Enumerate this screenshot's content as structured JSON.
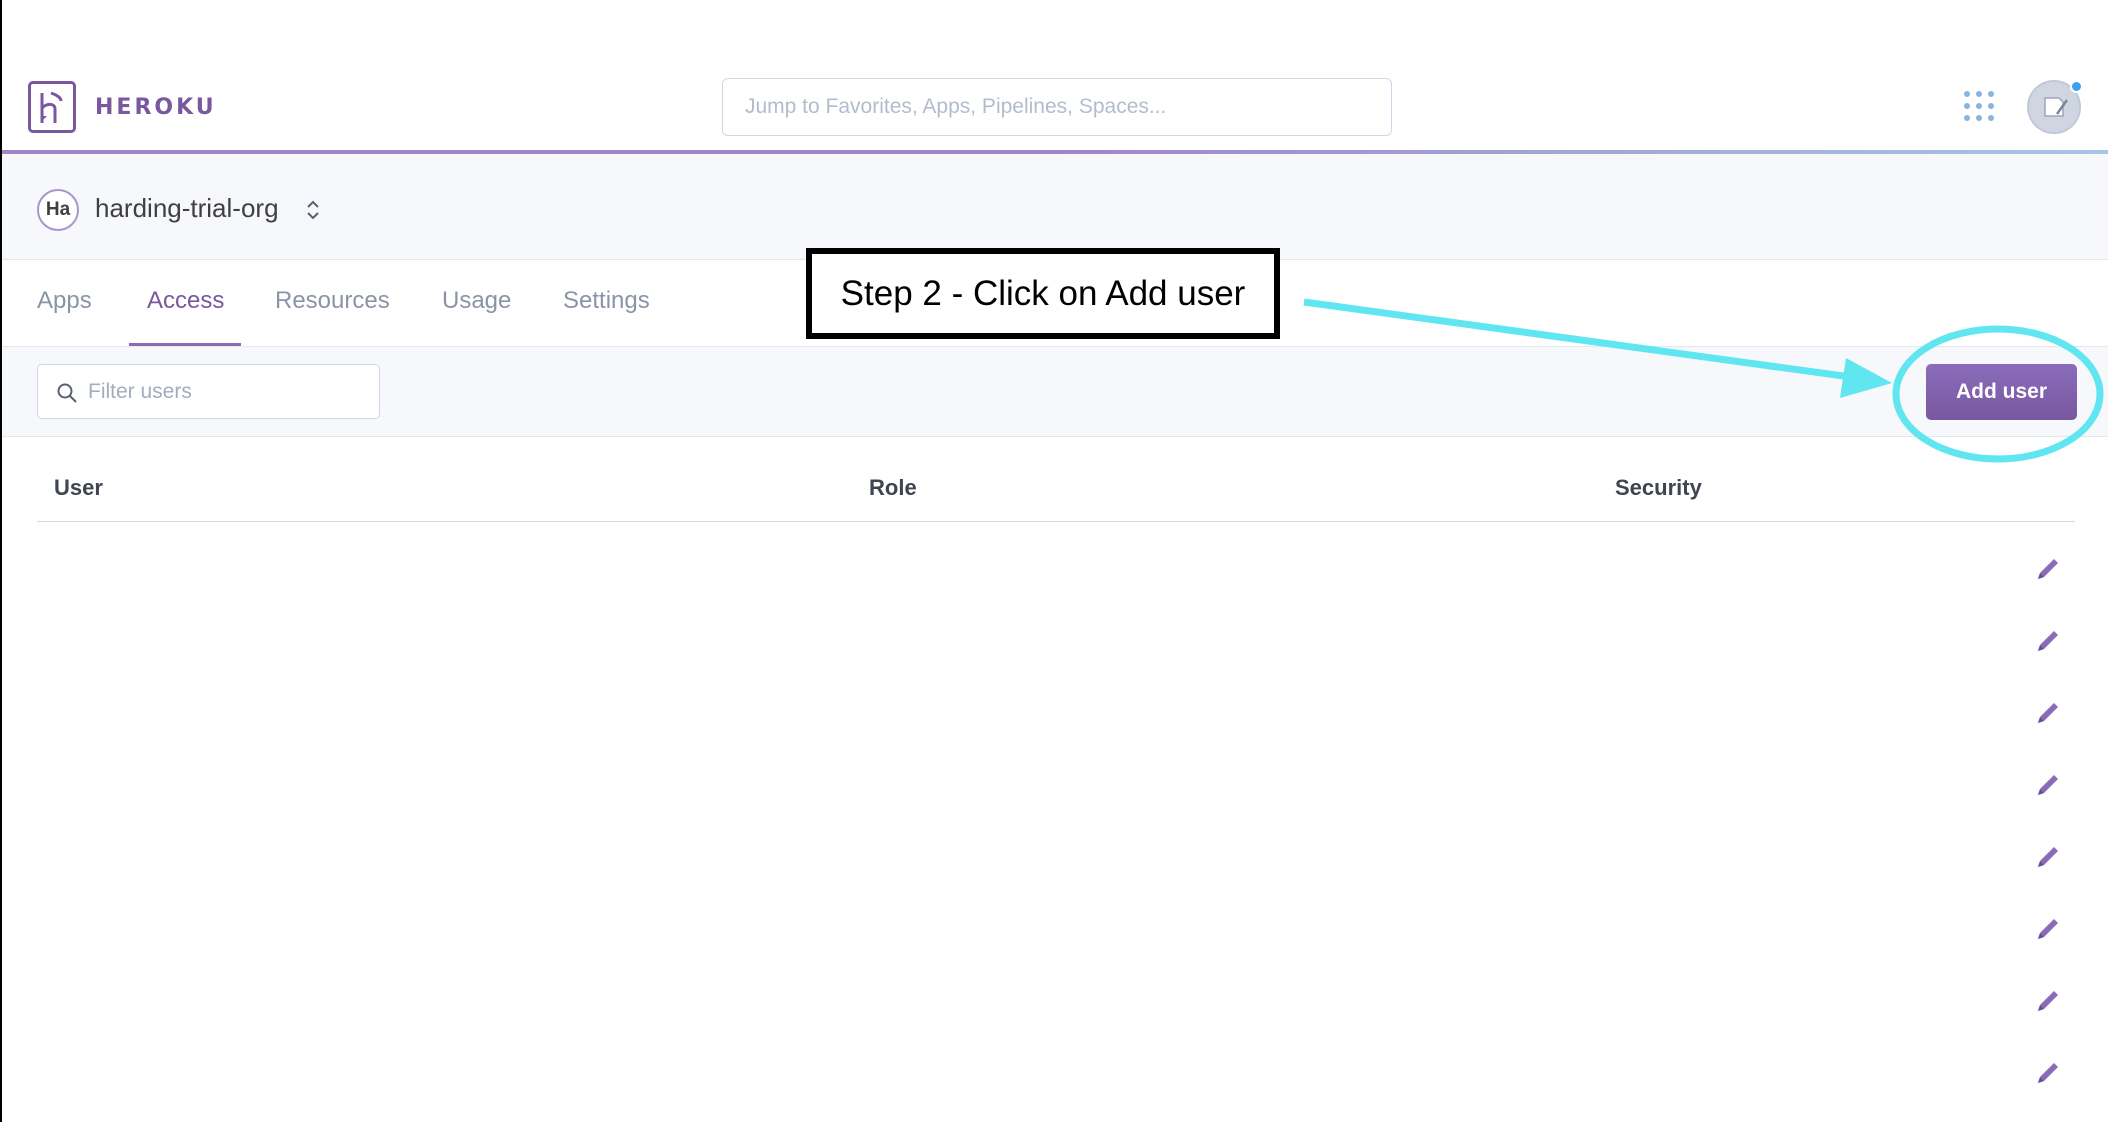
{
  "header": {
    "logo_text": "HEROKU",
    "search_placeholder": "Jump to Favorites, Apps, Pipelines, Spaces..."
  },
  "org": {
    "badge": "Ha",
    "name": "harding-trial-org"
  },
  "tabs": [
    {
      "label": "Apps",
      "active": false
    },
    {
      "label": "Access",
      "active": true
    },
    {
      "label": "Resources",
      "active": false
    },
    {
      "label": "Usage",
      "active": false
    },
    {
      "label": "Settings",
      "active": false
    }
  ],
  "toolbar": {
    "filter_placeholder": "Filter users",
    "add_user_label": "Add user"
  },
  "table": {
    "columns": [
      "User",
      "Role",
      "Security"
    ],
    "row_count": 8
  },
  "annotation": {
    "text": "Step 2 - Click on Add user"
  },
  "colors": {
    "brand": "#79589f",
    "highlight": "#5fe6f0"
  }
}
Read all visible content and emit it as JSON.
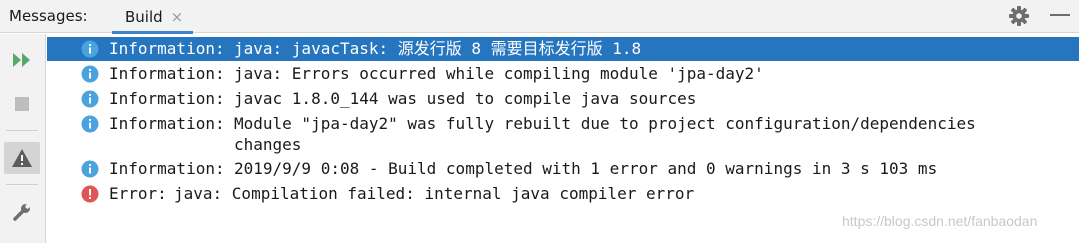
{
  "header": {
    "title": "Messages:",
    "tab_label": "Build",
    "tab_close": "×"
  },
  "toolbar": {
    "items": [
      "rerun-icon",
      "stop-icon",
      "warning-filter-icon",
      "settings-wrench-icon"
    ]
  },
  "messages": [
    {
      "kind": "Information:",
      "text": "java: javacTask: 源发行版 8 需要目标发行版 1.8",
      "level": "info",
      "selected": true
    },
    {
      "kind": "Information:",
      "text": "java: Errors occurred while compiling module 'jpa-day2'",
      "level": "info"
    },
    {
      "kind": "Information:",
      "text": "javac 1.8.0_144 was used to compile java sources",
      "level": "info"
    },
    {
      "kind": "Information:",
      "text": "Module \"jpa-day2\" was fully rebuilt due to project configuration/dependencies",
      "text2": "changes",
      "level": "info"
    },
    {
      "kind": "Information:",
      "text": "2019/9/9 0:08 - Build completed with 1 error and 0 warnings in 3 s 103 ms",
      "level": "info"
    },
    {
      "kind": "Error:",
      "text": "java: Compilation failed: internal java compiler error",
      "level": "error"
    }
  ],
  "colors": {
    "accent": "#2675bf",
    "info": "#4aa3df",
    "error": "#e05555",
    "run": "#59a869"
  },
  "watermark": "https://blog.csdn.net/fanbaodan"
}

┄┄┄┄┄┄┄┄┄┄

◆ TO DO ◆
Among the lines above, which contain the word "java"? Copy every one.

◆ FINISHED EXERCISE ◆
      "text": "java: javacTask: 源发行版 8 需要目标发行版 1.8",
      "text": "java: Errors occurred while compiling module 'jpa-day2'",
      "text": "javac 1.8.0_144 was used to compile java sources",
      "text": "java: Compilation failed: internal java compiler error",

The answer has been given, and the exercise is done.